Lot 34
  • 34

Samuel John Peploe, R.S.A.

350,000 - 450,000 GBP
485,000 GBP
bidding is closed


  • Samuel John Peploe, R.S.A.
  • Pink Roses
  • signed l.r.: S J Peploe
  • oil on canvas
  • 54.5 by 44.5 cm., 21½ by 17½ in.


Doyles, New York; 17 November 1993, lot 100;
Richard Green, London where purchased by the aunt of the present owner

Catalogue Note

In his still life paintings, Samuel John Peploe is probably associated with roses more than any other flower. It was a subject he returned to repeatedly. The determination to paint the perfect still life was a life-long obsession for the artist, stretching back to his earliest works (see lot 31) right up to his final years.  He started to focus on roses after the First World War, and over the next few years he returned to them time and again. He synthesized the approaches of Cezanne with the Fauves’ ultra-real colours, experimenting with techniques, until by around 1919, his mature style was fully formed.
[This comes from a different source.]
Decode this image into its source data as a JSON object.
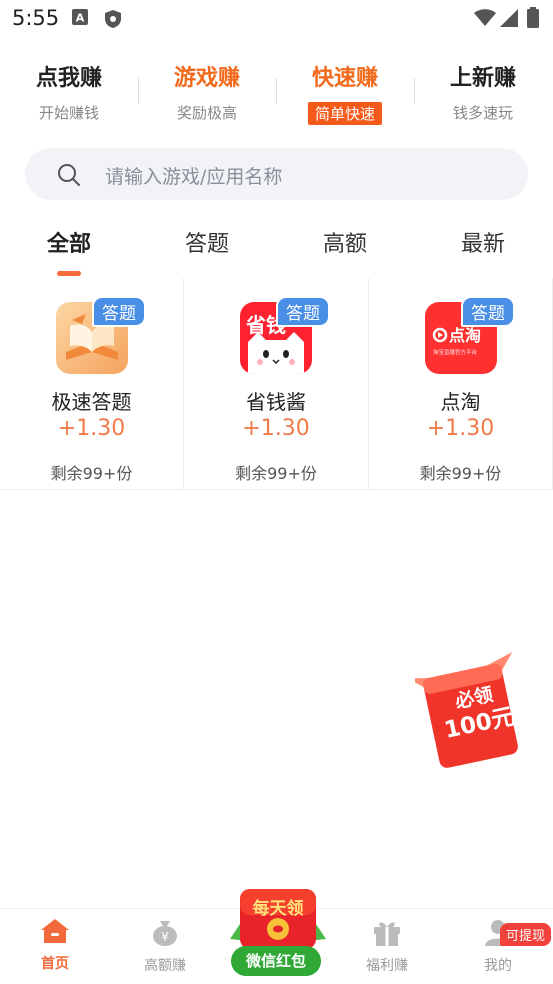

Gone were the black outlines and clashing experimental colours of his earlier work, to be replaced by complex and challenging studies of shape and pure colour.

The early 1920s were a financially rewarding and secure period for the artist. He had been elected an associate of the Royal Scottish Academy in 1918 and what followed was a succession of highly successful exhibitions at the Scottish Gallery and that of Alexander Reid where he established many of his most important patrons. Peploe painted a series of highly coloured still lifes in these years, a period from which Pink Roses dates, and the picture bears all the hallmarks of Peploe’s finest still lifes: a closely cropped composition and flattened picture space; the recurrent motif of the blue and white Chinese vase; roses; arrangements of citrus fruits, the Chinese fan and brightly coloured background.

What he achieves is a complex composition, harmonising the contrasting objects – the solid spheres of pure colour of the oranges and lemon; the delicacy of the pink roses. To the lower right, the angular form of a closed fan with black ribbons is jumbled within folded drapery, fixed in the foreground by the dark polished wood of the table upon which they sit. Behind, is the vibrant pink background. To break up the space, the background is not solid colour, but subtly modulated in tone, echoing the hues of the roses themselves. Each Peploe composition is delight; as Guy Peploe observed, in each still life ‘…many of the same devices, or rather concerns, are apparent, but crucially no formula can be identified; like snowflakes, each has its own compelling, original logic.’ (Guy Peploe, S. J. Peploe, Lund Humphries in association with the Scottish Gallery, 2000, p.126)